== Aim of the exercise ==
Give the data again in full, with every character unchanged.

== Task data ==
------------------------------------------------
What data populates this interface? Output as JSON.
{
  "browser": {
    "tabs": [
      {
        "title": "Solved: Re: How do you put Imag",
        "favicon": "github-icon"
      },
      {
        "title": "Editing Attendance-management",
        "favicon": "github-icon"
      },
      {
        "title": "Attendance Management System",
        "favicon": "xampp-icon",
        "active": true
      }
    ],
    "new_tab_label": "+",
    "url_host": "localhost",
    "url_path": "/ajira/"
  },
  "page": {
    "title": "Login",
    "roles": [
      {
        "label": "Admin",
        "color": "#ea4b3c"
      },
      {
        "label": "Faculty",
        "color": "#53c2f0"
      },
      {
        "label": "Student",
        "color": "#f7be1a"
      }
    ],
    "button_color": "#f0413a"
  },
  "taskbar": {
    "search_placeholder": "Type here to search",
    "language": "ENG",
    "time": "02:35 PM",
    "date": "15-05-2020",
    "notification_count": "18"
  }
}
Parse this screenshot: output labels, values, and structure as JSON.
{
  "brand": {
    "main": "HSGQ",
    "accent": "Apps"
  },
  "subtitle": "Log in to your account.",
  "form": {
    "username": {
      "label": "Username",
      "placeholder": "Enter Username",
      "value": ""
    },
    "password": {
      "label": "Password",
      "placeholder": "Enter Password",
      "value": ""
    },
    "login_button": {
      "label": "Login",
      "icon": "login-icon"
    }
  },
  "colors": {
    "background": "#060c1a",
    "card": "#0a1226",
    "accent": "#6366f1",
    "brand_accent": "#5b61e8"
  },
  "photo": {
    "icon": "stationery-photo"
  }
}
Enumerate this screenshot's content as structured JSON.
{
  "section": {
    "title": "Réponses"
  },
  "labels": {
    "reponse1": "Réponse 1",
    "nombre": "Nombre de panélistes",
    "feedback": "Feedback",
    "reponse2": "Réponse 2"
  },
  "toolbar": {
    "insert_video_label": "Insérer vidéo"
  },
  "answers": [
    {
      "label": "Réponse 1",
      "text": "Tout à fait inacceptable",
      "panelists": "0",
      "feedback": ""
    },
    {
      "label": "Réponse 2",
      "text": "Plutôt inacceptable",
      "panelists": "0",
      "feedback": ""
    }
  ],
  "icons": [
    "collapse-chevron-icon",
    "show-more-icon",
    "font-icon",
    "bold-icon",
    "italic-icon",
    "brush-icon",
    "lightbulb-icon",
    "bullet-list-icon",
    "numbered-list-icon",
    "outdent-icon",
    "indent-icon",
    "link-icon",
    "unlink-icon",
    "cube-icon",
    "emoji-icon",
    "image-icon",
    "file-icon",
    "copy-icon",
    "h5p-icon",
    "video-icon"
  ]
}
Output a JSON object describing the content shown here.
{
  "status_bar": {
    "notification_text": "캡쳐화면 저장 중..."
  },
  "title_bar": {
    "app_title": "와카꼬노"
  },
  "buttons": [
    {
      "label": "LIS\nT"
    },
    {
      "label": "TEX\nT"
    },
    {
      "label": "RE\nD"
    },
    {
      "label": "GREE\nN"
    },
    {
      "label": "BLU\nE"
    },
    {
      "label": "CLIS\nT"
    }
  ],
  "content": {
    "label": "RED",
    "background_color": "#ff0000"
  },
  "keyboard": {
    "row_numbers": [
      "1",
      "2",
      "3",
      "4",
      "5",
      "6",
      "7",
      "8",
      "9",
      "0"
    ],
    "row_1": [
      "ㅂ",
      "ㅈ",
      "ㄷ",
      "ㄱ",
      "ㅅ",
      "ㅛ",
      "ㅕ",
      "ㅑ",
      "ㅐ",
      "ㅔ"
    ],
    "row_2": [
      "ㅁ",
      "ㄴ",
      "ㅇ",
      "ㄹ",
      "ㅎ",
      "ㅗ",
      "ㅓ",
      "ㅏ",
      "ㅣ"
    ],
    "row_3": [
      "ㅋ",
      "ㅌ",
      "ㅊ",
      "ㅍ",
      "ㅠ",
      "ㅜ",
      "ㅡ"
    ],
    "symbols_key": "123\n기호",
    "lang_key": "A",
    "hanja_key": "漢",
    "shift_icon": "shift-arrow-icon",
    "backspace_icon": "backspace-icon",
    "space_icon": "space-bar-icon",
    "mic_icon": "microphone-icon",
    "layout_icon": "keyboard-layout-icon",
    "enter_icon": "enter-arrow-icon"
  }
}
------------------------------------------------
== Output for this exercise ==
What data populates this interface? Output as JSON.
{
  "browser": {
    "tabs": [
      {
        "title": "Solved: Re: How do you put Imag",
        "favicon": "github-icon"
      },
      {
        "title": "Editing Attendance-management",
        "favicon": "github-icon"
      },
      {
        "title": "Attendance Management System",
        "favicon": "xampp-icon",
        "active": true
      }
    ],
    "new_tab_label": "+",
    "url_host": "localhost",
    "url_path": "/ajira/"
  },
  "page": {
    "title": "Login",
    "roles": [
      {
        "label": "Admin",
        "color": "#ea4b3c"
      },
      {
        "label": "Faculty",
        "color": "#53c2f0"
      },
      {
        "label": "Student",
        "color": "#f7be1a"
      }
    ],
    "button_color": "#f0413a"
  },
  "taskbar": {
    "search_placeholder": "Type here to search",
    "language": "ENG",
    "time": "02:35 PM",
    "date": "15-05-2020",
    "notification_count": "18"
  }
}
Parse this screenshot: output labels, values, and structure as JSON.
{
  "brand": {
    "main": "HSGQ",
    "accent": "Apps"
  },
  "subtitle": "Log in to your account.",
  "form": {
    "username": {
      "label": "Username",
      "placeholder": "Enter Username",
      "value": ""
    },
    "password": {
      "label": "Password",
      "placeholder": "Enter Password",
      "value": ""
    },
    "login_button": {
      "label": "Login",
      "icon": "login-icon"
    }
  },
  "colors": {
    "background": "#060c1a",
    "card": "#0a1226",
    "accent": "#6366f1",
    "brand_accent": "#5b61e8"
  },
  "photo": {
    "icon": "stationery-photo"
  }
}
Enumerate this screenshot's content as structured JSON.
{
  "section": {
    "title": "Réponses"
  },
  "labels": {
    "reponse1": "Réponse 1",
    "nombre": "Nombre de panélistes",
    "feedback": "Feedback",
    "reponse2": "Réponse 2"
  },
  "toolbar": {
    "insert_video_label": "Insérer vidéo"
  },
  "answers": [
    {
      "label": "Réponse 1",
      "text": "Tout à fait inacceptable",
      "panelists": "0",
      "feedback": ""
    },
    {
      "label": "Réponse 2",
      "text": "Plutôt inacceptable",
      "panelists": "0",
      "feedback": ""
    }
  ],
  "icons": [
    "collapse-chevron-icon",
    "show-more-icon",
    "font-icon",
    "bold-icon",
    "italic-icon",
    "brush-icon",
    "lightbulb-icon",
    "bullet-list-icon",
    "numbered-list-icon",
    "outdent-icon",
    "indent-icon",
    "link-icon",
    "unlink-icon",
    "cube-icon",
    "emoji-icon",
    "image-icon",
    "file-icon",
    "copy-icon",
    "h5p-icon",
    "video-icon"
  ]
}
Output a JSON object describing the content shown here.
{
  "status_bar": {
    "notification_text": "캡쳐화면 저장 중..."
  },
  "title_bar": {
    "app_title": "와카꼬노"
  },
  "buttons": [
    {
      "label": "LIS\nT"
    },
    {
      "label": "TEX\nT"
    },
    {
      "label": "RE\nD"
    },
    {
      "label": "GREE\nN"
    },
    {
      "label": "BLU\nE"
    },
    {
      "label": "CLIS\nT"
    }
  ],
  "content": {
    "label": "RED",
    "background_color": "#ff0000"
  },
  "keyboard": {
    "row_numbers": [
      "1",
      "2",
      "3",
      "4",
      "5",
      "6",
      "7",
      "8",
      "9",
      "0"
    ],
    "row_1": [
      "ㅂ",
      "ㅈ",
      "ㄷ",
      "ㄱ",
      "ㅅ",
      "ㅛ",
      "ㅕ",
      "ㅑ",
      "ㅐ",
      "ㅔ"
    ],
    "row_2": [
      "ㅁ",
      "ㄴ",
      "ㅇ",
      "ㄹ",
      "ㅎ",
      "ㅗ",
      "ㅓ",
      "ㅏ",
      "ㅣ"
    ],
    "row_3": [
      "ㅋ",
      "ㅌ",
      "ㅊ",
      "ㅍ",
      "ㅠ",
      "ㅜ",
      "ㅡ"
    ],
    "symbols_key": "123\n기호",
    "lang_key": "A",
    "hanja_key": "漢",
    "shift_icon": "shift-arrow-icon",
    "backspace_icon": "backspace-icon",
    "space_icon": "space-bar-icon",
    "mic_icon": "microphone-icon",
    "layout_icon": "keyboard-layout-icon",
    "enter_icon": "enter-arrow-icon"
  }
}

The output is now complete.